How do we verify compliance with our hard-won climate treaties?
As of May, 2017, about 90 percent of all countries around the world have committed to the ambitious Paris Agreement to combat global climate change. The shared goal is to rein in greenhouse gas emissions enough to maintain global temperatures just two degrees Celsius above pre-industrial levels. But how to confirm that countries are maintaining their pledges, and how can they be encouraged to do better than their pledges? Berkeley climate modeler Inez Fung is part of an international scientific team refining the detection skills of the new Orbiting Carbon Observatory 2, launched in 2014. The powerful mathematical analysis tools that Fung’s group has developed use the satellite observations of carbon dioxide around the globe to determine if actual emissions match a country’s pledged target. “Trust but verify” is the only viable strategy, Fung says.
Inez develops and applies global numerical models to unravel the sources and sinks of carbon dioxide, methane, dust and other trace substances around the globe.

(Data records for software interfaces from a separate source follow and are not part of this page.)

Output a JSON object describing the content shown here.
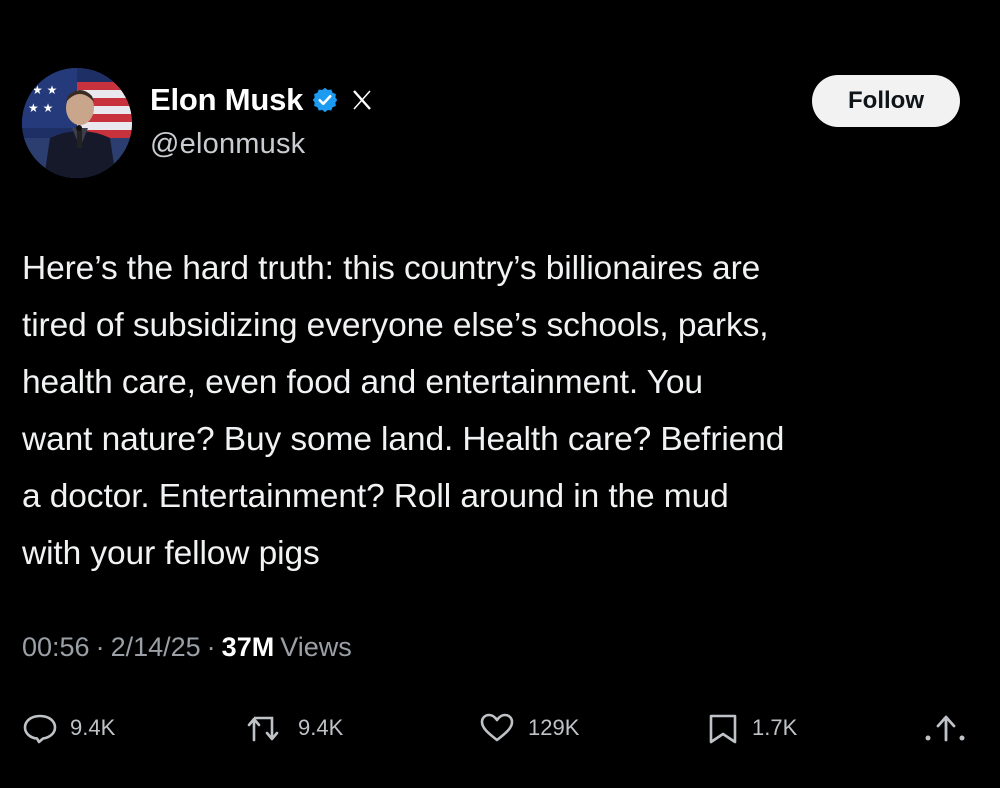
{
  "author": {
    "display_name": "Elon Musk",
    "handle": "@elonmusk",
    "verified_color": "#1d9bf0"
  },
  "follow_button": {
    "label": "Follow"
  },
  "tweet": {
    "text": "Here’s the hard truth: this country’s billionaires are\ntired of subsidizing everyone else’s schools, parks,\nhealth care, even food and entertainment. You\nwant nature? Buy some land. Health care? Befriend\na doctor. Entertainment? Roll around in the mud\nwith your fellow pigs"
  },
  "meta": {
    "time": "00:56",
    "separator": "·",
    "date": "2/14/25",
    "views_count": "37M",
    "views_label": "Views"
  },
  "actions": {
    "replies": "9.4K",
    "reposts": "9.4K",
    "likes": "129K",
    "bookmarks": "1.7K"
  },
  "icons": [
    "avatar",
    "verified-badge-icon",
    "x-logo-icon",
    "reply-icon",
    "repost-icon",
    "like-icon",
    "bookmark-icon",
    "share-icon"
  ]
}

She is on the science team of the satellite Orbiting Carbon Observatory-2, launched in July 2014, that measures the abundance of CO2 from space. A member of the National Academy of Sciences, she is a subject in the Academy’s recent biography series "Women's Adventures in Science." Read more.